• **Brief**:
Every entry below needs to be printed again exactly, with its pictures left out.
(Raw data)
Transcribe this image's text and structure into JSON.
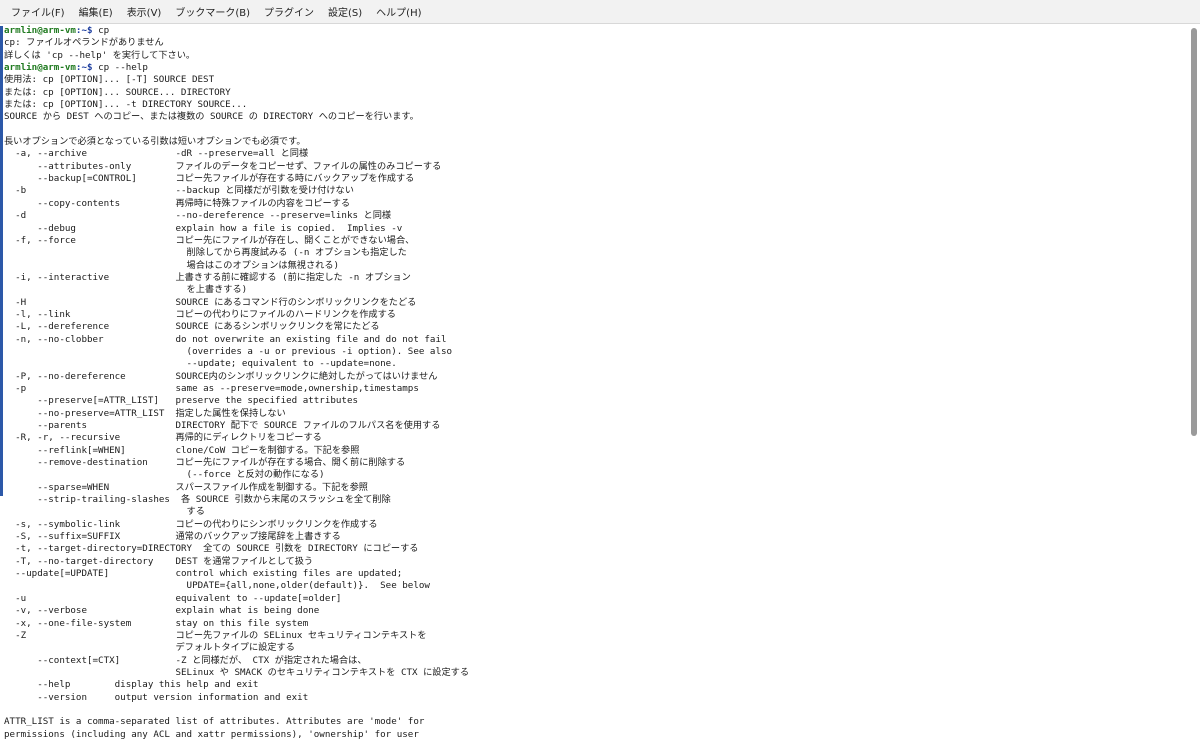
{
  "menu": [
    "ファイル(F)",
    "編集(E)",
    "表示(V)",
    "ブックマーク(B)",
    "プラグイン",
    "設定(S)",
    "ヘルプ(H)"
  ],
  "terminal": {
    "lines": [
      {
        "user": "armlin@arm-vm",
        "path": ":~$",
        "cmd": " cp"
      },
      {
        "text": "cp: ファイルオペランドがありません"
      },
      {
        "text": "詳しくは 'cp --help' を実行して下さい。"
      },
      {
        "user": "armlin@arm-vm",
        "path": ":~$",
        "cmd": " cp --help"
      },
      {
        "text": "使用法: cp [OPTION]... [-T] SOURCE DEST"
      },
      {
        "text": "または: cp [OPTION]... SOURCE... DIRECTORY"
      },
      {
        "text": "または: cp [OPTION]... -t DIRECTORY SOURCE..."
      },
      {
        "text": "SOURCE から DEST へのコピー、または複数の SOURCE の DIRECTORY へのコピーを行います。"
      },
      {
        "text": ""
      },
      {
        "text": "長いオプションで必須となっている引数は短いオプションでも必須です。"
      },
      {
        "text": "  -a, --archive                -dR --preserve=all と同様"
      },
      {
        "text": "      --attributes-only        ファイルのデータをコピーせず、ファイルの属性のみコピーする"
      },
      {
        "text": "      --backup[=CONTROL]       コピー先ファイルが存在する時にバックアップを作成する"
      },
      {
        "text": "  -b                           --backup と同様だが引数を受け付けない"
      },
      {
        "text": "      --copy-contents          再帰時に特殊ファイルの内容をコピーする"
      },
      {
        "text": "  -d                           --no-dereference --preserve=links と同様"
      },
      {
        "text": "      --debug                  explain how a file is copied.  Implies -v"
      },
      {
        "text": "  -f, --force                  コピー先にファイルが存在し、開くことができない場合、"
      },
      {
        "text": "                                 削除してから再度試みる (-n オプションも指定した"
      },
      {
        "text": "                                 場合はこのオプションは無視される)"
      },
      {
        "text": "  -i, --interactive            上書きする前に確認する (前に指定した -n オプション"
      },
      {
        "text": "                                 を上書きする)"
      },
      {
        "text": "  -H                           SOURCE にあるコマンド行のシンボリックリンクをたどる"
      },
      {
        "text": "  -l, --link                   コピーの代わりにファイルのハードリンクを作成する"
      },
      {
        "text": "  -L, --dereference            SOURCE にあるシンボリックリンクを常にたどる"
      },
      {
        "text": "  -n, --no-clobber             do not overwrite an existing file and do not fail"
      },
      {
        "text": "                                 (overrides a -u or previous -i option). See also"
      },
      {
        "text": "                                 --update; equivalent to --update=none."
      },
      {
        "text": "  -P, --no-dereference         SOURCE内のシンボリックリンクに絶対したがってはいけません"
      },
      {
        "text": "  -p                           same as --preserve=mode,ownership,timestamps"
      },
      {
        "text": "      --preserve[=ATTR_LIST]   preserve the specified attributes"
      },
      {
        "text": "      --no-preserve=ATTR_LIST  指定した属性を保持しない"
      },
      {
        "text": "      --parents                DIRECTORY 配下で SOURCE ファイルのフルパス名を使用する"
      },
      {
        "text": "  -R, -r, --recursive          再帰的にディレクトリをコピーする"
      },
      {
        "text": "      --reflink[=WHEN]         clone/CoW コピーを制御する。下記を参照"
      },
      {
        "text": "      --remove-destination     コピー先にファイルが存在する場合、開く前に削除する"
      },
      {
        "text": "                                 (--force と反対の動作になる)"
      },
      {
        "text": "      --sparse=WHEN            スパースファイル作成を制御する。下記を参照"
      },
      {
        "text": "      --strip-trailing-slashes  各 SOURCE 引数から末尾のスラッシュを全て削除"
      },
      {
        "text": "                                 する"
      },
      {
        "text": "  -s, --symbolic-link          コピーの代わりにシンボリックリンクを作成する"
      },
      {
        "text": "  -S, --suffix=SUFFIX          通常のバックアップ接尾辞を上書きする"
      },
      {
        "text": "  -t, --target-directory=DIRECTORY  全ての SOURCE 引数を DIRECTORY にコピーする"
      },
      {
        "text": "  -T, --no-target-directory    DEST を通常ファイルとして扱う"
      },
      {
        "text": "  --update[=UPDATE]            control which existing files are updated;"
      },
      {
        "text": "                                 UPDATE={all,none,older(default)}.  See below"
      },
      {
        "text": "  -u                           equivalent to --update[=older]"
      },
      {
        "text": "  -v, --verbose                explain what is being done"
      },
      {
        "text": "  -x, --one-file-system        stay on this file system"
      },
      {
        "text": "  -Z                           コピー先ファイルの SELinux セキュリティコンテキストを"
      },
      {
        "text": "                               デフォルトタイプに設定する"
      },
      {
        "text": "      --context[=CTX]          -Z と同様だが、 CTX が指定された場合は、"
      },
      {
        "text": "                               SELinux や SMACK のセキュリティコンテキストを CTX に設定する"
      },
      {
        "text": "      --help        display this help and exit"
      },
      {
        "text": "      --version     output version information and exit"
      },
      {
        "text": ""
      },
      {
        "text": "ATTR_LIST is a comma-separated list of attributes. Attributes are 'mode' for"
      },
      {
        "text": "permissions (including any ACL and xattr permissions), 'ownership' for user"
      }
    ]
  }
}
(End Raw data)
• **Answer space**:
Transcribe this image's text and structure into JSON.
{
  "menu": [
    "ファイル(F)",
    "編集(E)",
    "表示(V)",
    "ブックマーク(B)",
    "プラグイン",
    "設定(S)",
    "ヘルプ(H)"
  ],
  "terminal": {
    "lines": [
      {
        "user": "armlin@arm-vm",
        "path": ":~$",
        "cmd": " cp"
      },
      {
        "text": "cp: ファイルオペランドがありません"
      },
      {
        "text": "詳しくは 'cp --help' を実行して下さい。"
      },
      {
        "user": "armlin@arm-vm",
        "path": ":~$",
        "cmd": " cp --help"
      },
      {
        "text": "使用法: cp [OPTION]... [-T] SOURCE DEST"
      },
      {
        "text": "または: cp [OPTION]... SOURCE... DIRECTORY"
      },
      {
        "text": "または: cp [OPTION]... -t DIRECTORY SOURCE..."
      },
      {
        "text": "SOURCE から DEST へのコピー、または複数の SOURCE の DIRECTORY へのコピーを行います。"
      },
      {
        "text": ""
      },
      {
        "text": "長いオプションで必須となっている引数は短いオプションでも必須です。"
      },
      {
        "text": "  -a, --archive                -dR --preserve=all と同様"
      },
      {
        "text": "      --attributes-only        ファイルのデータをコピーせず、ファイルの属性のみコピーする"
      },
      {
        "text": "      --backup[=CONTROL]       コピー先ファイルが存在する時にバックアップを作成する"
      },
      {
        "text": "  -b                           --backup と同様だが引数を受け付けない"
      },
      {
        "text": "      --copy-contents          再帰時に特殊ファイルの内容をコピーする"
      },
      {
        "text": "  -d                           --no-dereference --preserve=links と同様"
      },
      {
        "text": "      --debug                  explain how a file is copied.  Implies -v"
      },
      {
        "text": "  -f, --force                  コピー先にファイルが存在し、開くことができない場合、"
      },
      {
        "text": "                                 削除してから再度試みる (-n オプションも指定した"
      },
      {
        "text": "                                 場合はこのオプションは無視される)"
      },
      {
        "text": "  -i, --interactive            上書きする前に確認する (前に指定した -n オプション"
      },
      {
        "text": "                                 を上書きする)"
      },
      {
        "text": "  -H                           SOURCE にあるコマンド行のシンボリックリンクをたどる"
      },
      {
        "text": "  -l, --link                   コピーの代わりにファイルのハードリンクを作成する"
      },
      {
        "text": "  -L, --dereference            SOURCE にあるシンボリックリンクを常にたどる"
      },
      {
        "text": "  -n, --no-clobber             do not overwrite an existing file and do not fail"
      },
      {
        "text": "                                 (overrides a -u or previous -i option). See also"
      },
      {
        "text": "                                 --update; equivalent to --update=none."
      },
      {
        "text": "  -P, --no-dereference         SOURCE内のシンボリックリンクに絶対したがってはいけません"
      },
      {
        "text": "  -p                           same as --preserve=mode,ownership,timestamps"
      },
      {
        "text": "      --preserve[=ATTR_LIST]   preserve the specified attributes"
      },
      {
        "text": "      --no-preserve=ATTR_LIST  指定した属性を保持しない"
      },
      {
        "text": "      --parents                DIRECTORY 配下で SOURCE ファイルのフルパス名を使用する"
      },
      {
        "text": "  -R, -r, --recursive          再帰的にディレクトリをコピーする"
      },
      {
        "text": "      --reflink[=WHEN]         clone/CoW コピーを制御する。下記を参照"
      },
      {
        "text": "      --remove-destination     コピー先にファイルが存在する場合、開く前に削除する"
      },
      {
        "text": "                                 (--force と反対の動作になる)"
      },
      {
        "text": "      --sparse=WHEN            スパースファイル作成を制御する。下記を参照"
      },
      {
        "text": "      --strip-trailing-slashes  各 SOURCE 引数から末尾のスラッシュを全て削除"
      },
      {
        "text": "                                 する"
      },
      {
        "text": "  -s, --symbolic-link          コピーの代わりにシンボリックリンクを作成する"
      },
      {
        "text": "  -S, --suffix=SUFFIX          通常のバックアップ接尾辞を上書きする"
      },
      {
        "text": "  -t, --target-directory=DIRECTORY  全ての SOURCE 引数を DIRECTORY にコピーする"
      },
      {
        "text": "  -T, --no-target-directory    DEST を通常ファイルとして扱う"
      },
      {
        "text": "  --update[=UPDATE]            control which existing files are updated;"
      },
      {
        "text": "                                 UPDATE={all,none,older(default)}.  See below"
      },
      {
        "text": "  -u                           equivalent to --update[=older]"
      },
      {
        "text": "  -v, --verbose                explain what is being done"
      },
      {
        "text": "  -x, --one-file-system        stay on this file system"
      },
      {
        "text": "  -Z                           コピー先ファイルの SELinux セキュリティコンテキストを"
      },
      {
        "text": "                               デフォルトタイプに設定する"
      },
      {
        "text": "      --context[=CTX]          -Z と同様だが、 CTX が指定された場合は、"
      },
      {
        "text": "                               SELinux や SMACK のセキュリティコンテキストを CTX に設定する"
      },
      {
        "text": "      --help        display this help and exit"
      },
      {
        "text": "      --version     output version information and exit"
      },
      {
        "text": ""
      },
      {
        "text": "ATTR_LIST is a comma-separated list of attributes. Attributes are 'mode' for"
      },
      {
        "text": "permissions (including any ACL and xattr permissions), 'ownership' for user"
      }
    ]
  }
}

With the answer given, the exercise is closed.